The creature explained that his tribe was simply conversing with nearby flowers about the prospect of picking them. When I asked why the flowers would agree to this fate, he assured me that these flowers would not die and pulled an indigo vase from his cloak. It glowed with a slow, throbbing pulse that only seemed to grow stronger when the creature finally placed a flower in the vase.
Several days later, I looked again upon the vase and was astounded to find that the flower had dissolved and become one with it. Its pulse had increased in speed and intensity, a curious result that seemed to satisfy the creature. “She has transcended,” he sighed with gladness, bowing his head in reverence. I learned later that the vase was made of ja’dan, a dark blue stone capable of harnessing and spreading the celestial energy of all lifeforms. To my new friend, the flower had simply returned its energy to the collective, living on in every Malic that is, was, or ever will be.
I imagine that I am not the first traveler to encounter the Malics only to feel, upon leaving them, abruptly, painfully alone in the universe.
“How will doing the same thing day in and day out connect me to the Creator?” I remember asking the same question when I was a just a novitiate, like yourself. The best I can do is tell you how I found my way, though every priest’s journey is different.
As you no doubt learned during your first few weeks of training, we practice a daily spiritual regimen to nourish all five parts of the self. These five parts are, in order of practice: the waking self (First Glow), the physical self (Bonfire), the mental self (Glimmer), the social self (The Rekindling), and the spiritual self (Candlelight). A mouthful, I know, but don’t forget, young one: we must cleanse ourselves to receive both the Creator and our fellow living things. As the Creator’s prophet Amalfia once said, “All we are is all we are.”
Each step requires a cleansing action that we must perform five times, thus counting off five beads on our prayer cords during each step. For instance, upon waking, we cleanse our feet and welcome five creatures to the day. For the physical self, we channel the trees, opening our minds to their ancient strength. And at night – my favorite step, I must say – we gather together to welcome each other and share our joyous experiences.
And so what of connecting with the Creator? You need only look to the trees, listen to the creatures as you walk amongst them, and let the heartbeat of the earth move through your cleansed feet into your own heart…and you will know the face, the hand, and the love of the Creator and all that it made, including yourself.

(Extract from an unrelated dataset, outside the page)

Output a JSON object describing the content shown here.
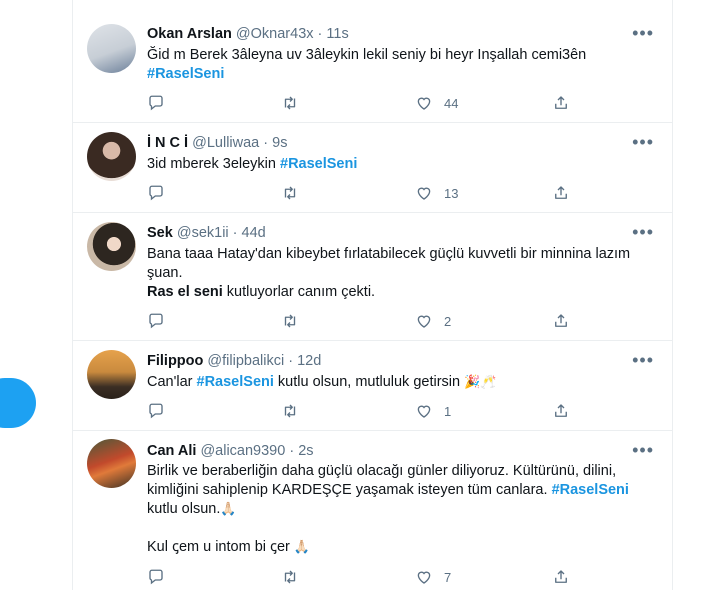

One cannot visit a tavern in the Malic kingdom of Hearth without hearing tales of Lumena the Silver, a just and gentle queen from the ancient times of First Glow. Lumena reigned over all that the suns and stars could touch, tending to the heartbeat of the earth by favoring structures and rituals that preserved its treasures; for this, her subjects worshipped her happily. This was also due in no small part to the fact that her bloodline was intermingled with that of the Comet Riders. The proof was in the lady’s radiant silver hair.

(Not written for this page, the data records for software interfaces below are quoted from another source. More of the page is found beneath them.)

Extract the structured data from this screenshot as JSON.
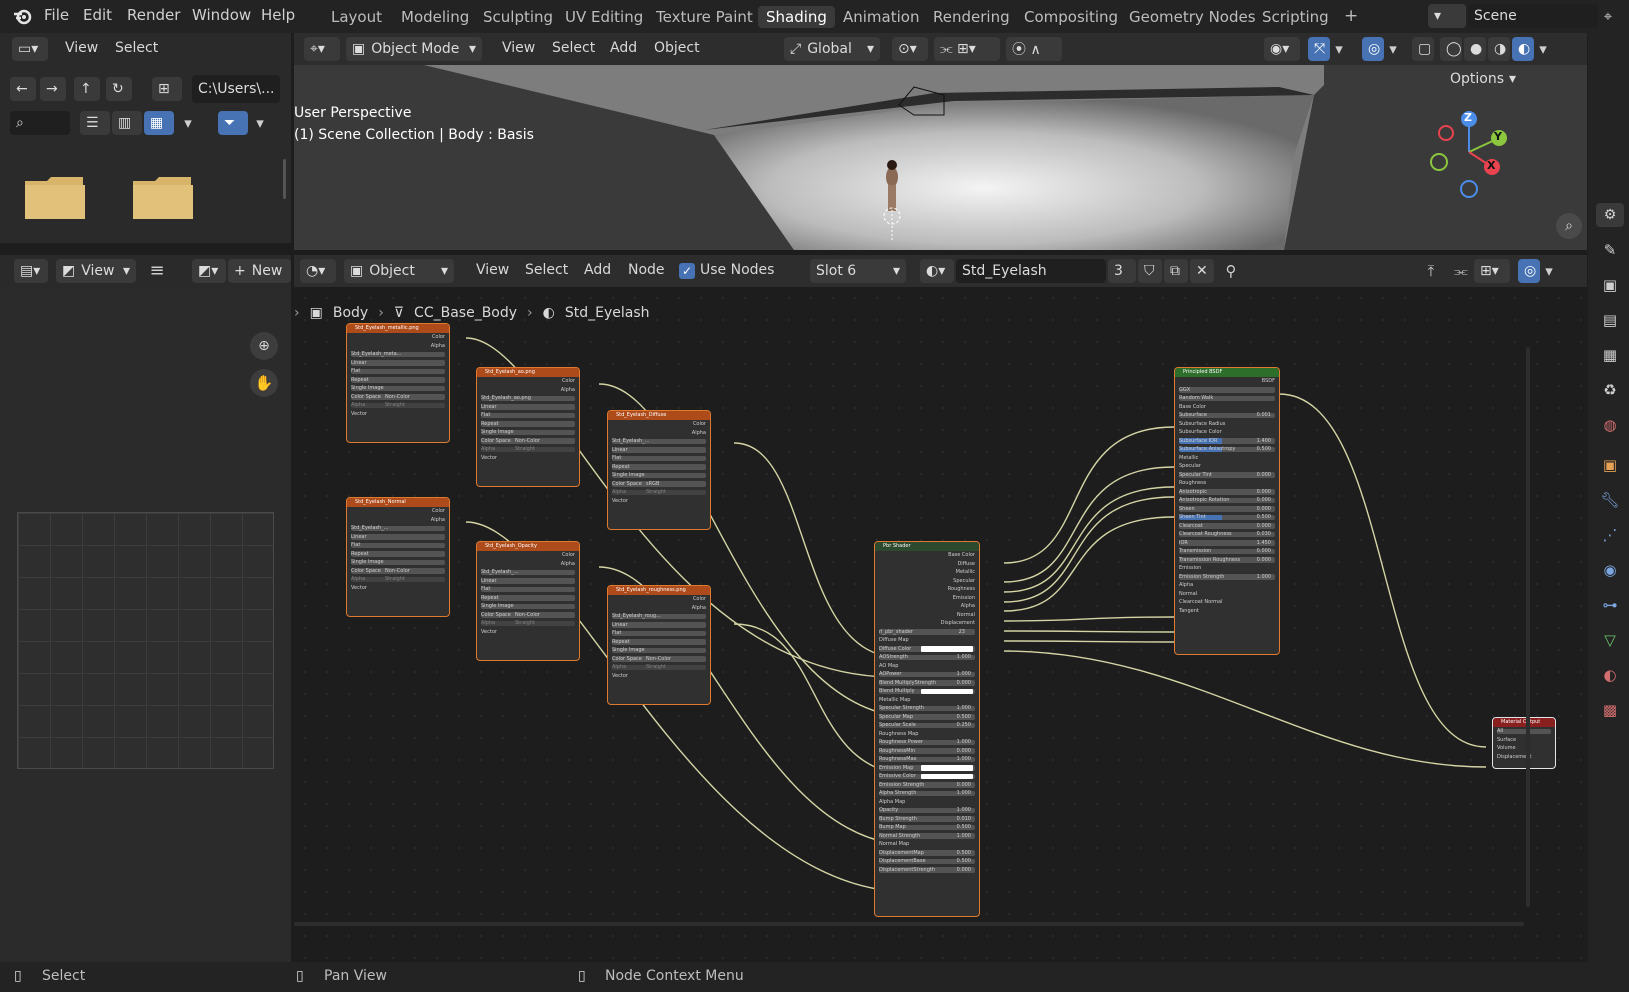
{
  "topbar": {
    "menus": [
      "File",
      "Edit",
      "Render",
      "Window",
      "Help"
    ],
    "workspaces": [
      "Layout",
      "Modeling",
      "Sculpting",
      "UV Editing",
      "Texture Paint",
      "Shading",
      "Animation",
      "Rendering",
      "Compositing",
      "Geometry Nodes",
      "Scripting"
    ],
    "active_workspace": "Shading",
    "add_tab": "+",
    "scene": "Scene"
  },
  "filebrowser": {
    "view": "View",
    "select": "Select",
    "path": "C:\\Users\\..."
  },
  "viewport": {
    "mode": "Object Mode",
    "menus": [
      "View",
      "Select",
      "Add",
      "Object"
    ],
    "orientation": "Global",
    "options": "Options",
    "overlay_line1": "User Perspective",
    "overlay_line2": "(1) Scene Collection | Body : Basis",
    "gizmo": {
      "z": "Z",
      "y": "Y",
      "x": "X"
    }
  },
  "imageeditor": {
    "view": "View",
    "new": "New"
  },
  "nodeeditor": {
    "object_type": "Object",
    "menus": [
      "View",
      "Select",
      "Add",
      "Node"
    ],
    "use_nodes": "Use Nodes",
    "slot": "Slot 6",
    "material": "Std_Eyelash",
    "users": "3",
    "breadcrumb": [
      "Body",
      "CC_Base_Body",
      "Std_Eyelash"
    ]
  },
  "nodes": {
    "img1": {
      "title": "Std_Eyelash_metallic.png",
      "image": "Std_Eyelash_meta...",
      "outputs": [
        "Color",
        "Alpha"
      ],
      "interp": "Linear",
      "proj": "Flat",
      "ext": "Repeat",
      "src": "Single Image",
      "cs_label": "Color Space",
      "cs": "Non-Color",
      "alpha_label": "Alpha",
      "alpha": "Straight",
      "vector": "Vector"
    },
    "img2": {
      "title": "Std_Eyelash_ao.png",
      "image": "Std_Eyelash_ao.png",
      "outputs": [
        "Color",
        "Alpha"
      ],
      "interp": "Linear",
      "proj": "Flat",
      "ext": "Repeat",
      "src": "Single Image",
      "cs_label": "Color Space",
      "cs": "Non-Color",
      "alpha_label": "Alpha",
      "alpha": "Straight",
      "vector": "Vector"
    },
    "img3": {
      "title": "Std_Eyelash_Diffuse",
      "image": "Std_Eyelash_...",
      "users": "2",
      "outputs": [
        "Color",
        "Alpha"
      ],
      "interp": "Linear",
      "proj": "Flat",
      "ext": "Repeat",
      "src": "Single Image",
      "cs_label": "Color Space",
      "cs": "sRGB",
      "alpha_label": "Alpha",
      "alpha": "Straight",
      "vector": "Vector"
    },
    "img4": {
      "title": "Std_Eyelash_Normal",
      "image": "Std_Eyelash_...",
      "users": "2",
      "outputs": [
        "Color",
        "Alpha"
      ],
      "interp": "Linear",
      "proj": "Flat",
      "ext": "Repeat",
      "src": "Single Image",
      "cs_label": "Color Space",
      "cs": "Non-Color",
      "alpha_label": "Alpha",
      "alpha": "Straight",
      "vector": "Vector"
    },
    "img5": {
      "title": "Std_Eyelash_Opacity",
      "image": "Std_Eyelash_...",
      "users": "2",
      "outputs": [
        "Color",
        "Alpha"
      ],
      "interp": "Linear",
      "proj": "Flat",
      "ext": "Repeat",
      "src": "Single Image",
      "cs_label": "Color Space",
      "cs": "Non-Color",
      "alpha_label": "Alpha",
      "alpha": "Straight",
      "vector": "Vector"
    },
    "img6": {
      "title": "Std_Eyelash_roughness.png",
      "image": "Std_Eyelash_roug...",
      "outputs": [
        "Color",
        "Alpha"
      ],
      "interp": "Linear",
      "proj": "Flat",
      "ext": "Repeat",
      "src": "Single Image",
      "cs_label": "Color Space",
      "cs": "Non-Color",
      "alpha_label": "Alpha",
      "alpha": "Straight",
      "vector": "Vector"
    },
    "group": {
      "title": "Pbr Shader",
      "outputs": [
        "Base Color",
        "Diffuse",
        "Metallic",
        "Specular",
        "Roughness",
        "Emission",
        "Alpha",
        "Normal",
        "Displacement"
      ],
      "datablock": "rl_pbr_shader",
      "users": "23",
      "inputs": [
        {
          "l": "Diffuse Map"
        },
        {
          "l": "Diffuse Color",
          "c": "#ffffff"
        },
        {
          "l": "AOStrength",
          "v": "1.000"
        },
        {
          "l": "AO Map"
        },
        {
          "l": "AOPower",
          "v": "1.000"
        },
        {
          "l": "Blend MultiplyStrength",
          "v": "0.000"
        },
        {
          "l": "Blend Multiply",
          "c": "#ffffff"
        },
        {
          "l": "Metallic Map"
        },
        {
          "l": "Specular Strength",
          "v": "1.000"
        },
        {
          "l": "Specular Map",
          "v": "0.500"
        },
        {
          "l": "Specular Scale",
          "v": "0.250"
        },
        {
          "l": "Roughness Map"
        },
        {
          "l": "Roughness Power",
          "v": "1.000"
        },
        {
          "l": "RoughnessMin",
          "v": "0.000"
        },
        {
          "l": "RoughnessMax",
          "v": "1.000"
        },
        {
          "l": "Emission Map",
          "c": "#ffffff"
        },
        {
          "l": "Emissive Color",
          "c": "#ffffff"
        },
        {
          "l": "Emission Strength",
          "v": "0.000"
        },
        {
          "l": "Alpha Strength",
          "v": "1.000"
        },
        {
          "l": "Alpha Map"
        },
        {
          "l": "Opacity",
          "v": "1.000"
        },
        {
          "l": "Bump Strength",
          "v": "0.010"
        },
        {
          "l": "Bump Map",
          "v": "0.500"
        },
        {
          "l": "Normal Strength",
          "v": "1.000"
        },
        {
          "l": "Normal Map"
        },
        {
          "l": "DisplacementMap",
          "v": "0.500"
        },
        {
          "l": "DisplacementBase",
          "v": "0.500"
        },
        {
          "l": "DisplacementStrength",
          "v": "0.000"
        }
      ]
    },
    "bsdf": {
      "title": "Principled BSDF",
      "output": "BSDF",
      "dist": "GGX",
      "ss": "Random Walk",
      "rows": [
        {
          "l": "Base Color"
        },
        {
          "l": "Subsurface",
          "v": "0.001"
        },
        {
          "l": "Subsurface Radius"
        },
        {
          "l": "Subsurface Color"
        },
        {
          "l": "Subsurface IOR",
          "v": "1.400",
          "hl": true
        },
        {
          "l": "Subsurface Anisotropy",
          "v": "0.500",
          "hl": true
        },
        {
          "l": "Metallic"
        },
        {
          "l": "Specular"
        },
        {
          "l": "Specular Tint",
          "v": "0.000"
        },
        {
          "l": "Roughness"
        },
        {
          "l": "Anisotropic",
          "v": "0.000"
        },
        {
          "l": "Anisotropic Rotation",
          "v": "0.000"
        },
        {
          "l": "Sheen",
          "v": "0.000"
        },
        {
          "l": "Sheen Tint",
          "v": "0.500",
          "hl": true
        },
        {
          "l": "Clearcoat",
          "v": "0.000"
        },
        {
          "l": "Clearcoat Roughness",
          "v": "0.030"
        },
        {
          "l": "IOR",
          "v": "1.450"
        },
        {
          "l": "Transmission",
          "v": "0.000"
        },
        {
          "l": "Transmission Roughness",
          "v": "0.000"
        },
        {
          "l": "Emission"
        },
        {
          "l": "Emission Strength",
          "v": "1.000"
        },
        {
          "l": "Alpha"
        },
        {
          "l": "Normal"
        },
        {
          "l": "Clearcoat Normal"
        },
        {
          "l": "Tangent"
        }
      ]
    },
    "output": {
      "title": "Material Output",
      "target": "All",
      "rows": [
        "Surface",
        "Volume",
        "Displacement"
      ]
    }
  },
  "statusbar": {
    "left": "Select",
    "mid": "Pan View",
    "right": "Node Context Menu"
  },
  "colors": {
    "accent": "#4772b3",
    "texture_header": "#ae4b1b",
    "shader_header": "#2d6e2a",
    "output_header": "#8a1f1f",
    "group_header": "#2e4a2e",
    "link": "#d4d4a5"
  }
}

Alas, her lineage did not grant immunity to misfortune. Queen Lumena bore a dark-haired girl called Mira, whom she loved more than the stars. But those who would wish the queen harm looked upon her joy with only hate and jealousy, and a short while later, the girl fell ill from an unknown poison. Healing salves had no effect, and Malic priests kept vigil over the princess. One priest was so deeply moved by the queen’s sorrow that he ventured to Mount H’ol’Abi, the most revered mountain in Malic Mysticism, for spiritual guidance. Once he reached the summit, the priest collected a jar of soil, as the mystics believe that Comet Riders once visited the peak. Grateful for the gift, the queen kept the jar by her daughter’s bedside.
No one knows for sure whether the soil was the cause, but the princess arose in perfect health the next day. Her dark hair had become a radiant shade of silver, ushering in an era of peace and prosperity throughout Hearth.